popeTwo days ago, the 256-page, 60,000-word papal exhortation, The Joy of Love, was released to the waiting world. Since then, I have been asked for comments, quotes, opinions, and insight. Here is about all that I can respond: “Thanks for asking, but I haven’t had the chance to read it.” … or think about it, or pray about it, or muse about its content. So, have I read Pope Francis’ exhortation? Not yet. Continue reading

Letter from a Birmingham Jail

Martin_Luther_King_Jr_NYWTS_4On Good Friday, April 12th in 1963, Dr. Martin Luther King, Jr. was arrested with Ralph Abernathy, Fred Shuttlesworth and other marchers in Birmingham, Alabama. At about that same time eight Alabama clergymen, while in some support of the goals, wrote a common letter decrying the methods and tactics of Dr. King and the movement for Civil Rights.
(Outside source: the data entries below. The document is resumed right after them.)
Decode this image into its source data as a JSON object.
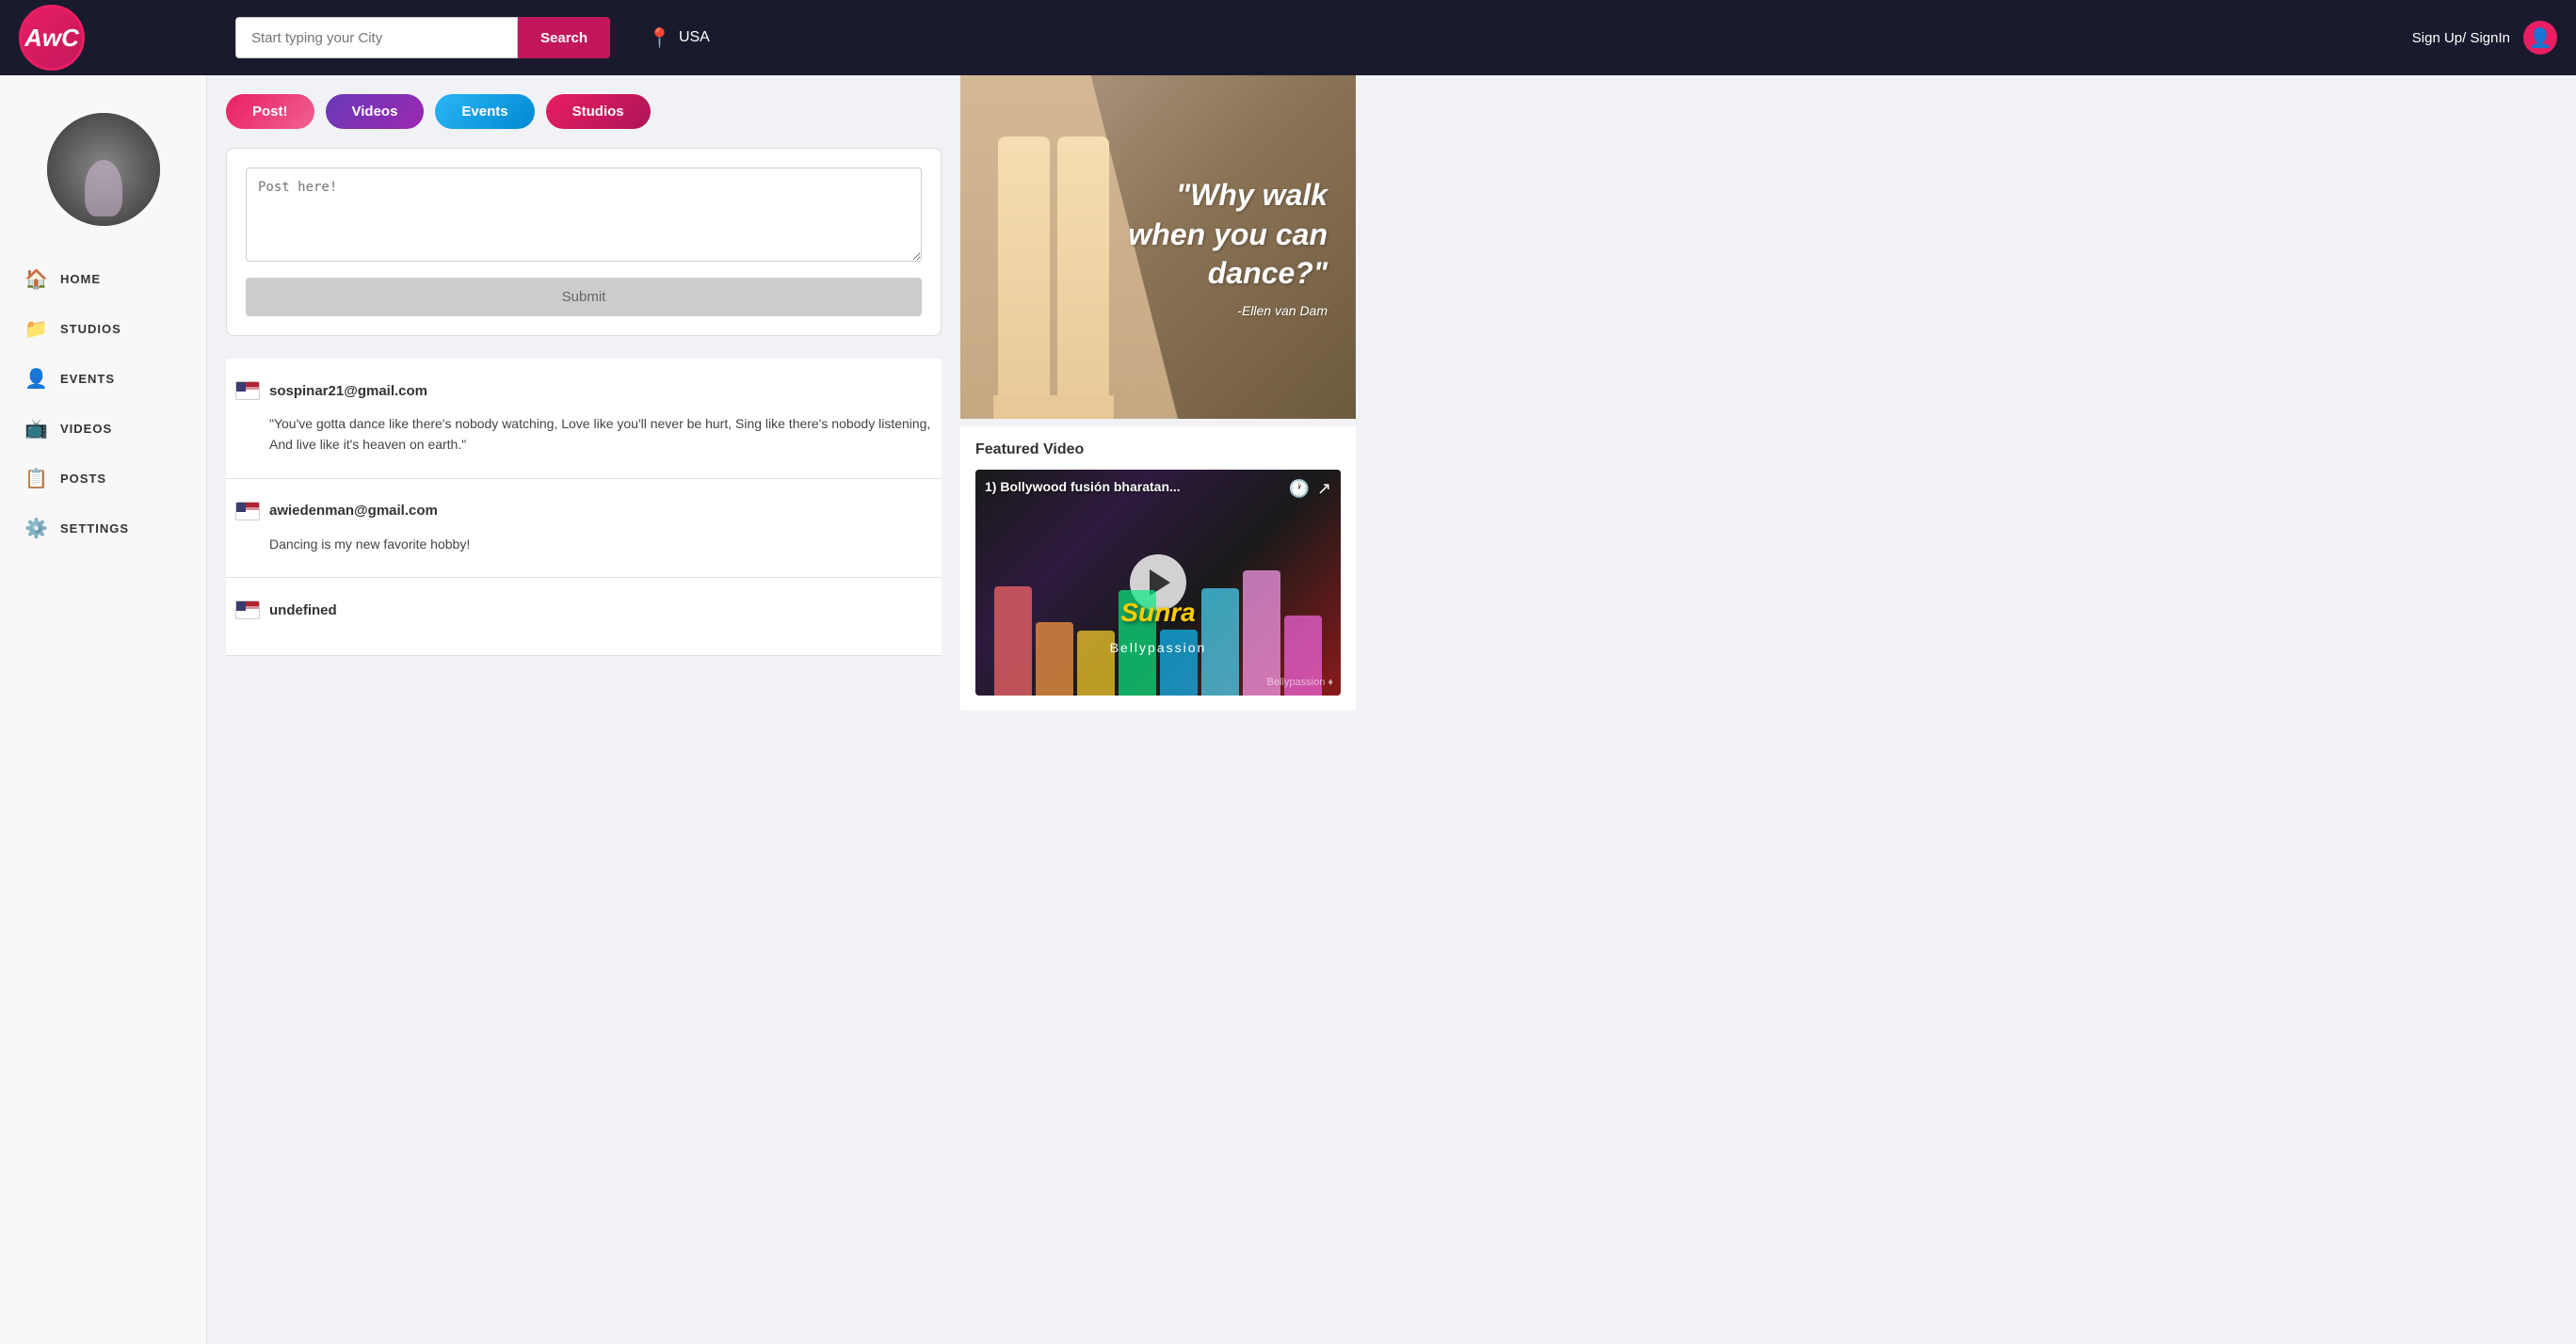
{
  "header": {
    "logo_text": "AwC",
    "search_placeholder": "Start typing your City",
    "search_btn_label": "Search",
    "location_text": "USA",
    "signin_label": "Sign Up/ SignIn"
  },
  "sidebar": {
    "nav_items": [
      {
        "id": "home",
        "label": "HOME",
        "icon": "🏠"
      },
      {
        "id": "studios",
        "label": "STUDIOS",
        "icon": "📁"
      },
      {
        "id": "events",
        "label": "EVENTS",
        "icon": "👤"
      },
      {
        "id": "videos",
        "label": "VIDEOS",
        "icon": "📺"
      },
      {
        "id": "posts",
        "label": "POSTS",
        "icon": "📋"
      },
      {
        "id": "settings",
        "label": "SETTINGS",
        "icon": "⚙️"
      }
    ]
  },
  "tabs": [
    {
      "id": "post",
      "label": "Post!",
      "style": "post"
    },
    {
      "id": "videos",
      "label": "Videos",
      "style": "videos"
    },
    {
      "id": "events",
      "label": "Events",
      "style": "events"
    },
    {
      "id": "studios",
      "label": "Studios",
      "style": "studios"
    }
  ],
  "post_box": {
    "placeholder": "Post here!",
    "submit_label": "Submit"
  },
  "posts": [
    {
      "id": "post1",
      "author": "sospinar21@gmail.com",
      "text": "\"You've gotta dance like there's nobody watching, Love like you'll never be hurt, Sing like there's nobody listening, And live like it's heaven on earth.\""
    },
    {
      "id": "post2",
      "author": "awiedenman@gmail.com",
      "text": "Dancing is my new favorite hobby!"
    },
    {
      "id": "post3",
      "author": "undefined",
      "text": ""
    }
  ],
  "quote_banner": {
    "quote": "\"Why walk when you can dance?\"",
    "author": "-Ellen van Dam"
  },
  "featured_video": {
    "title": "Featured Video",
    "video_title": "1) Bollywood fusión bharatan...",
    "sunra_text": "Sunra",
    "bellypassion_text": "Bellypassion",
    "watermark": "Bellypassion ♦"
  },
  "colors": {
    "accent": "#c2185b",
    "primary": "#1a1a2e",
    "tab_post": "#e91e63",
    "tab_videos": "#9c27b0",
    "tab_events": "#29b6f6",
    "tab_studios": "#ad1457"
  },
  "bar_colors": [
    "#ff6b6b",
    "#ff9f43",
    "#ffd32a",
    "#0be881",
    "#0fbcf9",
    "#48dbfb",
    "#ff9ff3",
    "#f368e0"
  ]
}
Dr. King’s response was completed within days.  My favorite section follows: Continue reading